Some of the most interesting data that’s analyzed by organizations is unstructured data, including images, videos, and text files. But the lack of structure of that data poses regulatory challenges to organizations, which face potential legal jeopardy if consumer data rights are violated. Okera today released new data access control software that it claims can alleviate much of the regulatory burden hanging over big data analytic activities.
Okera emerged from stealth about a year ago with a fine-grained data access control system that was designed to solve a vexing big data problem: How do you give analysts, data scientists, and other stakeholders access to multiple disparate data sources, such as HDFS, S3, and relational databases, while at the same time complying with strict new data regulations like GDPR and CCPA?
The approach taken with the Okera Active Data Access Platform (ODAP) is to move the data access abstraction up a level. Instead of defining and enforcing access control in each individual file system, streaming data platform, or database, the company lets customers configure that access in ODAP, which then federates control down to the individual data stores.
The software did that by essentially viewing data as a series of tables, including data stored in file systems like HDFS and S3. By viewing data through that table construct, ODAP was able to enforce column-level access control, thereby granting different user groups with different levels of access on the same file.
The first release of ODAP primarily targeted structured data, says Amandeep Khurana, Okera co-founder and CEO of the San Francisco, California, company. With today’s update, the company has added support for managing access to unstructured data, while also delivering more secure access to data stored on S3.
By providing file-level access control to unstructured data, ODAP can streamline access to data for a greater number of users and use cases while adhering to strict regulations, Khurana says.
“Let’s say you have a CSV in HDFS, but you don’t really know the structure of the CSV,” Khurana says. “You start with HDFS Access Control Lists, then you can move it into Sentry ACLs. So now actually you have to maintain two types of access control lists, or two kinds of policies, for the same data set, because you didn’t know the structure.
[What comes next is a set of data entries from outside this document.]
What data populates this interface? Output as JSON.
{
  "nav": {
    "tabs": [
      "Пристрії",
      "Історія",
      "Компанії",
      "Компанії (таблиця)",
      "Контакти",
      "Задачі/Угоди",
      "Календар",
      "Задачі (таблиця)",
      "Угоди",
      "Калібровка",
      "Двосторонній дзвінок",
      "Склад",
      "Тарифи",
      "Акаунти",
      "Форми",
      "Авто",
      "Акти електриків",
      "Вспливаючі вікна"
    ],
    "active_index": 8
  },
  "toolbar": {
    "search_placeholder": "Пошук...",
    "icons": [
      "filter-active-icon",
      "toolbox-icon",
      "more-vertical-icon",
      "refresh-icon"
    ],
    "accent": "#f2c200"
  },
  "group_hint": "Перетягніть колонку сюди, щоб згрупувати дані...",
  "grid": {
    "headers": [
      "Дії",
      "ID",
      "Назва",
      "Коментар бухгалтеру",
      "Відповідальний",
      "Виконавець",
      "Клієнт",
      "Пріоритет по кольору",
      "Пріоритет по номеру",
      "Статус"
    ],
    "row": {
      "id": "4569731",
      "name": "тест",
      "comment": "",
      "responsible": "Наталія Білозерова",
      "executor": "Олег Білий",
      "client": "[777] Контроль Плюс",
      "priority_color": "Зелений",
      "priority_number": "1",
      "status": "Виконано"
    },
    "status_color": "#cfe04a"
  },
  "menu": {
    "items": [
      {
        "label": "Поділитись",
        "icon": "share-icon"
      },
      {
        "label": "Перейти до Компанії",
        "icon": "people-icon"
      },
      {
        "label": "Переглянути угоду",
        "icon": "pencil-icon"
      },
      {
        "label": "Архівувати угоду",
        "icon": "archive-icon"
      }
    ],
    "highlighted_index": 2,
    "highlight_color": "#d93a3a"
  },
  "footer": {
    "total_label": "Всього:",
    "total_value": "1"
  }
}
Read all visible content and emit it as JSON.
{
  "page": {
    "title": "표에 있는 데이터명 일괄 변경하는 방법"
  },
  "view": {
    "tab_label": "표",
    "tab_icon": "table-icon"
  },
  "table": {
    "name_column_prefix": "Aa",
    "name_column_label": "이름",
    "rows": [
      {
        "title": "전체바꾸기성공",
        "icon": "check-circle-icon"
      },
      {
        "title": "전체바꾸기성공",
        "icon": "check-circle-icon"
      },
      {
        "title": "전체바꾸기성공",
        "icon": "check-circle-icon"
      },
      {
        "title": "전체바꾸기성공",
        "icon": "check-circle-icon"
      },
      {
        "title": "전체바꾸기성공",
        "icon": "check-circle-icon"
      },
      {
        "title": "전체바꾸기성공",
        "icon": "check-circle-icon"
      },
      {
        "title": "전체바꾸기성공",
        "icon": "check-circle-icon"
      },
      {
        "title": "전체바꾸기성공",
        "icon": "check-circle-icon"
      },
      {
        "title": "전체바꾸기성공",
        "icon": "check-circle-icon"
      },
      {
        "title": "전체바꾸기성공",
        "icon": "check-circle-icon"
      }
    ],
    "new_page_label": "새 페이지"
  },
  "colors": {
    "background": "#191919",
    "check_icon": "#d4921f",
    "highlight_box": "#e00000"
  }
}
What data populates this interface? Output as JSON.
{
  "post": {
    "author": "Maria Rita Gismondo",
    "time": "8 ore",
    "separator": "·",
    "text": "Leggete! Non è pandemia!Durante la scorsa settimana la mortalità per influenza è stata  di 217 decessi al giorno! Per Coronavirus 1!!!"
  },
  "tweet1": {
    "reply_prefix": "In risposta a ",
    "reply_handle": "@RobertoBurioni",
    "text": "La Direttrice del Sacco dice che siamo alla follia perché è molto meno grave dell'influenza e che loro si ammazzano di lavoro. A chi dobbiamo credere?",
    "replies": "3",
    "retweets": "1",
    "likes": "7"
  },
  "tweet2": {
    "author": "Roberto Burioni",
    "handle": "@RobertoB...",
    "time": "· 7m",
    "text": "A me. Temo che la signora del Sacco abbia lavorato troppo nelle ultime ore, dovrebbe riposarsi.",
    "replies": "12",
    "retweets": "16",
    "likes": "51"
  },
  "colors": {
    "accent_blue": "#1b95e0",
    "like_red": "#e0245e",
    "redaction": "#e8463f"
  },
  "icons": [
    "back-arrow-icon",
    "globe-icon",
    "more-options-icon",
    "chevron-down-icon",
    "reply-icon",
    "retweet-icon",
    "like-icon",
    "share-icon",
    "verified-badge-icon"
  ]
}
You can start to see how complicated this can get at scale, very very quickly.
With the new software, Okera provides a single pane of glass to manage access to those CSV files and the various access paths that analysts and data scientists will use to get them. “So instead of managing two different kinds of policies, you manage only one kind of policy on one single system,” he says.
Okera also bolstered its support for Amazon‘s S3 file system, which is increasingly the data storage repository of choice for organizations building huge data lakes in AWS. Amazon lets users manage access to S3 buckets using Identity and Access Management (IAM) configuration files. However, managing those policies is “massively painful,” Khurana says.
“You actually have to go into S3 configuration bucket and write JSON, which is super complicated,” he says. “When you want to change those policies, you have to change that JSON. This becomes a data engineering nightmare for people. And you also lose all visibility. You don’t know what happened — who gave what access, who got what access.”
And AWS also enforces a limit on how many IAM policies you can have for any given S3 bucket. “So if you have more data sets that you need to manage than your limit,” Khurana continues, “you’re just [shoot] out of luck.”
Organizations are really struggling to manage their big data sets in accordance with emerging regulations, Khurana says. For each data use case, GDPR requires organizations to collect consent from individual users, with hefty fines for each violation. That has forced organizations to get creative with their data management.
One way they do that is by breaking up large datasets into lots of smaller files, each with its own fine-grained access controls. But administrators tasked with managing all those individual data sets soon hits the ceiling in what they can manage. Other organizations are taking a similar approach by duplicating source datasets and applying different access controls to adhere with specific regulatory requirements. But when data sets start getting into the tens or hundreds of terrabytes, that soon becomes prohibitively expensive.
Okera thinks that it has struck upon the right approach, by essentially empowering file and object systems with database-like qualities for fine-grained access control, but without giving up the richness, scalability, and diversity of data that file and object systems bring.
“Machine learning workloads don’t run on databases, but you still need the same kind of controls over them” Khurana says. “And you don’t want a separate system for machine learning workload access management, BI access management, and data lake access management. So it’s the unification that becomes very, very important.”
In addition to access control, ODAP provides real-time tokenization, redaction, and row-level filtering. The software supports a range of tools, from Amazon EMR and SageMaker, to Hadoop tools like Hive, Presto, and Spark, as well as BI tools like Tableau, Birst, and Qlik.